STS-51D Fact Sheet

By Cliff Lethbridge

STS-51D — Discovery

16th Space Shuttle Mission

4th Flight of Discovery


Karol J. Bobko, Commander

Donald E. Williams, Pilot

M. Rhea Seddon, Mission Specialist

S. David Griggs, Mission Specialist

Jeffrey A. Hoffman, Mission Specialist

Charles D. Walker, Payload Specialist

U.S. Senator E.J. Garn, Payload Specialist

Orbiter Preparations:

Tow to Orbiter Processing Facility – January 28, 1985

Rollover to Vehicle Assembly Building – March 23, 1985

Rollout to Launch Pad 39A – March 28, 1985


April 12, 1985 (4th anniversary of STS-1 launch) – 8:59:05 a.m. EST. Launch had been set for March 19, 1985 and rescheduled for March 28, 1985 due to remanifesting of payloads from mission STS-51E, which was canceled.

Additional delays were experienced when Discovery’s payload bay door was damaged by a dropping access platform in the Orbiter Processing Facility. April 12 launch was delayed 55 minutes when a ship entered the solid rocket booster retrieval area.


April 19, 1985 – 8:54:28 a.m. EST at Runway 33, Kennedy Space Center. Rollout distance was 10,298 feet. Rollout time was 63 seconds. Mission duration was 6 days, 23 hours, 55 minutes, 23 seconds. Landing occurred during the 110th orbit.

Discovery experienced severe brake damage and a blown tire during the landing. This prompted a temporary cancellation of future landings at the Kennedy Space Center pending the addition of nose wheel steering and brake improvements to the Shuttle fleet.

Mission Summary:

U.S. Senator E.J. Garn (R-Utah) became the first civilian observer to fly aboard a Space Shuttle. Garn acted as a Payload Specialist and Congressional Observer and participated in a host of medical experiments during the flight.

The TELESAT-I (also called ANIK C-1) communications satellite was deployed using an attached PAM-D solid rocket motor. SYNCOM-IV-3 (also called LEASAT-3) was deployed, but a spacecraft sequencer failed to initiate antenna deployment, spin-up and ignition of the perigee kick motor used to position the satellite properly.

The mission was extended two days to see if the crew could initiate repair of these problems. Astronauts Griggs and Hoffman performed a spacewalk on April 16, 1985 and attached a “home-made flyswatter” device to the Shuttle’s remote manipulator arm.

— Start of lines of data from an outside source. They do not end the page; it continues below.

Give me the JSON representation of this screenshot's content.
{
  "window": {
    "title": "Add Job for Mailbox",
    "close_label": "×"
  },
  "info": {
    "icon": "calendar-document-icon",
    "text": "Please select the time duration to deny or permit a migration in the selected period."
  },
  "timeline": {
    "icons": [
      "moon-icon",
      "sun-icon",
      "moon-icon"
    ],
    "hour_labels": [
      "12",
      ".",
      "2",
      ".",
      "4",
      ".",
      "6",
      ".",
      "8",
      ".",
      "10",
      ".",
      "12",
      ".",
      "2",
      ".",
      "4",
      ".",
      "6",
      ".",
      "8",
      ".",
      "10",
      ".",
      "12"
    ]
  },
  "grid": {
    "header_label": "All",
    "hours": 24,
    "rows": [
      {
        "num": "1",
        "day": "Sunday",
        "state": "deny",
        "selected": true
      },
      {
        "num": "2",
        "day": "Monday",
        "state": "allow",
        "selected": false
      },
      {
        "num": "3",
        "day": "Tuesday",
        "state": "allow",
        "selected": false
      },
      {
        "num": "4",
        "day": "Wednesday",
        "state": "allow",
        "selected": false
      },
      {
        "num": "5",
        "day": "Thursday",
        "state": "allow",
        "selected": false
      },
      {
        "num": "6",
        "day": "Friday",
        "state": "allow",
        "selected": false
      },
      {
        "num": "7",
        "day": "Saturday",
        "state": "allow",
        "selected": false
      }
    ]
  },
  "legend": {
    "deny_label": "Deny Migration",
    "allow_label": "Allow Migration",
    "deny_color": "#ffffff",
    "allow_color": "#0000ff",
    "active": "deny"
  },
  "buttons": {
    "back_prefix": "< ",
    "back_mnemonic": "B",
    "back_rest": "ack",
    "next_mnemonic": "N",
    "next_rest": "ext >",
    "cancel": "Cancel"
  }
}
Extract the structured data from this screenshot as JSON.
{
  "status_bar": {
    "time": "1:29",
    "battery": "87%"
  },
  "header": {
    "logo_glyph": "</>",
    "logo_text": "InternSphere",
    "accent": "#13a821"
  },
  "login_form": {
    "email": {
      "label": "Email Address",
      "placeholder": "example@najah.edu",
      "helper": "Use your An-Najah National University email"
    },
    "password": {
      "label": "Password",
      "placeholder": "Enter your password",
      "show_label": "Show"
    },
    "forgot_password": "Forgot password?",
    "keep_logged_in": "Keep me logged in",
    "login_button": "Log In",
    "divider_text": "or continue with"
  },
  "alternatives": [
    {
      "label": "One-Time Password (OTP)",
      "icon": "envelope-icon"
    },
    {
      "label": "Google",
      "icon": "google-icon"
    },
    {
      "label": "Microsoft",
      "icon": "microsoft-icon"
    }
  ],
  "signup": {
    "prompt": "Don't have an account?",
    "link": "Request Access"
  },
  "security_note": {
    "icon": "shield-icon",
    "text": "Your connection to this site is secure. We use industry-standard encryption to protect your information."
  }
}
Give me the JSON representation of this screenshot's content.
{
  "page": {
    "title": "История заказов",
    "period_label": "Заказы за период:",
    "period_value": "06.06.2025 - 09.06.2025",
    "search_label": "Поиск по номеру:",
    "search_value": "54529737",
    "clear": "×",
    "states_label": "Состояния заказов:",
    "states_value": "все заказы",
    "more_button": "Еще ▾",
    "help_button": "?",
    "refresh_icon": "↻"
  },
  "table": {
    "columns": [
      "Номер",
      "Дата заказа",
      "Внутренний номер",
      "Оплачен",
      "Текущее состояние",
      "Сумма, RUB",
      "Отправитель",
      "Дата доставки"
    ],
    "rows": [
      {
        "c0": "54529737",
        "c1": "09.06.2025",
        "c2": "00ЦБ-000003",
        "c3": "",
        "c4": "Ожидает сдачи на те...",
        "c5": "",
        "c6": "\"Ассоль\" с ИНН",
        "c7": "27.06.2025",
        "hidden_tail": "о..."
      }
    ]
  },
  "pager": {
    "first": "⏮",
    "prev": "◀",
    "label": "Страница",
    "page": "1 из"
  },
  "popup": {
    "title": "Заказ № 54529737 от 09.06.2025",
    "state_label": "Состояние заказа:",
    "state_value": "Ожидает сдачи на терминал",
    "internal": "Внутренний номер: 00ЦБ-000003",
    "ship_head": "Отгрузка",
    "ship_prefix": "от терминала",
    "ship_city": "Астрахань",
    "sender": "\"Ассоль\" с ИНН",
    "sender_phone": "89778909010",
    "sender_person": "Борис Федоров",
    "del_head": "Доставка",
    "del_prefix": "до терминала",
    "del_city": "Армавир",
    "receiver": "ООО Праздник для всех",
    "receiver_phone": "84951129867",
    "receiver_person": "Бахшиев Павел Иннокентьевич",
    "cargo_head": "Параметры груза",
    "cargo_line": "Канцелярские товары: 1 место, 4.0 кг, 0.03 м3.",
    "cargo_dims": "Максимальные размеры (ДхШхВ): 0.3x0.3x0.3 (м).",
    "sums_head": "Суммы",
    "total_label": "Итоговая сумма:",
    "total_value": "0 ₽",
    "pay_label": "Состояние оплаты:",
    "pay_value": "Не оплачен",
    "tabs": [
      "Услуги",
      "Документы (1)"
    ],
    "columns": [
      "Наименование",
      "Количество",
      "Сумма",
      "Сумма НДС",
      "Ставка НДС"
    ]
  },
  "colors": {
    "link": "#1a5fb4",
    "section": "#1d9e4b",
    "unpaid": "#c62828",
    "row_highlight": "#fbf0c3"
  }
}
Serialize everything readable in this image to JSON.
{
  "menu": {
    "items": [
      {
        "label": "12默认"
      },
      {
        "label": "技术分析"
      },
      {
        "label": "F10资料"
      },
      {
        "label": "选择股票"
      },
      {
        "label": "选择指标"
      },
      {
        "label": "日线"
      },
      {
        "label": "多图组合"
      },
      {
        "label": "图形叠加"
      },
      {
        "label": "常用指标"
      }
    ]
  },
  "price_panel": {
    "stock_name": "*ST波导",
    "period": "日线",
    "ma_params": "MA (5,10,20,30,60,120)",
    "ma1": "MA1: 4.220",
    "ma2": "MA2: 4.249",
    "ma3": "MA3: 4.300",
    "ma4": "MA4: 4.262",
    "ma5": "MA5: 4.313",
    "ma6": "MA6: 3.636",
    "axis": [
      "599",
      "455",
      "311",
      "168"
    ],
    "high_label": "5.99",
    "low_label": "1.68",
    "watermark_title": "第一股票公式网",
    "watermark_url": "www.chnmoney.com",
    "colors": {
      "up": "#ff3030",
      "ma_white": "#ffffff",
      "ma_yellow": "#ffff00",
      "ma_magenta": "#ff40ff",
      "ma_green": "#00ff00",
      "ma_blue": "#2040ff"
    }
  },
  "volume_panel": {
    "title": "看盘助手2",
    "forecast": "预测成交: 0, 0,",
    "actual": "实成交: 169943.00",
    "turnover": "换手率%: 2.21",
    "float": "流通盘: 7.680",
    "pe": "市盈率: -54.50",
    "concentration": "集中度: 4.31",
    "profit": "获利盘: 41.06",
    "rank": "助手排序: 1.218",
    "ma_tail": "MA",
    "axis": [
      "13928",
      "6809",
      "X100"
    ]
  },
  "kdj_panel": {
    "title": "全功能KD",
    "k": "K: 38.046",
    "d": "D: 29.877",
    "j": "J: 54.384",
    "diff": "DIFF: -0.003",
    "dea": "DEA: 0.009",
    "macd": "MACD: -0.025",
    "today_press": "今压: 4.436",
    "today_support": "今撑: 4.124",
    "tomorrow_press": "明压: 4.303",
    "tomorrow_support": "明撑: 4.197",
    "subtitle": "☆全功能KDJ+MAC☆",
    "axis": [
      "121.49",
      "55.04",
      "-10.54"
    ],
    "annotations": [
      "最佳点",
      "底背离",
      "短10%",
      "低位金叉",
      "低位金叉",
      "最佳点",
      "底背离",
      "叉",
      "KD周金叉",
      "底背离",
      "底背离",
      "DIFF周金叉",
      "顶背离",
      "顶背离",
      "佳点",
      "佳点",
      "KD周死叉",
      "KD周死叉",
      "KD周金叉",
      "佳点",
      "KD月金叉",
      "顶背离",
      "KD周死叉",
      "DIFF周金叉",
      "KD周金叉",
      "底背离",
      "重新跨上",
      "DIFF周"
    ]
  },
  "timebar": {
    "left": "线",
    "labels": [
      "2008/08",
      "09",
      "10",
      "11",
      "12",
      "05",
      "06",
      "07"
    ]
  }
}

An attempt was made to make sure the satellite’s sequencer lever was in the proper position. The lever was caught by the flyswatter device, which reinforced the correct lever position. However, the satellite’s sequencer still did not activate.

The spacewalk lasted 3 hours, 6 minutes and marked the first unscheduled spacewalk in the history of the U.S. space program.

Other payloads included the Continuous Flow Electrophoresis System (CFES), two SSIP experiments, American Flight Echocardiograph (AFE), two GAS experiments, Phase Partitioning Experiments (PPE), astronomy photography verification tests, medical experiments and “Toys in Space” experiments, which demonstrated how some simple toys operate in microgravity.

While in orbit, the crew talked with STS-51B astronauts who were aboard Challenger at launch pad 39A for a practice countdown. This was the first Shuttle to Shuttle crew communication.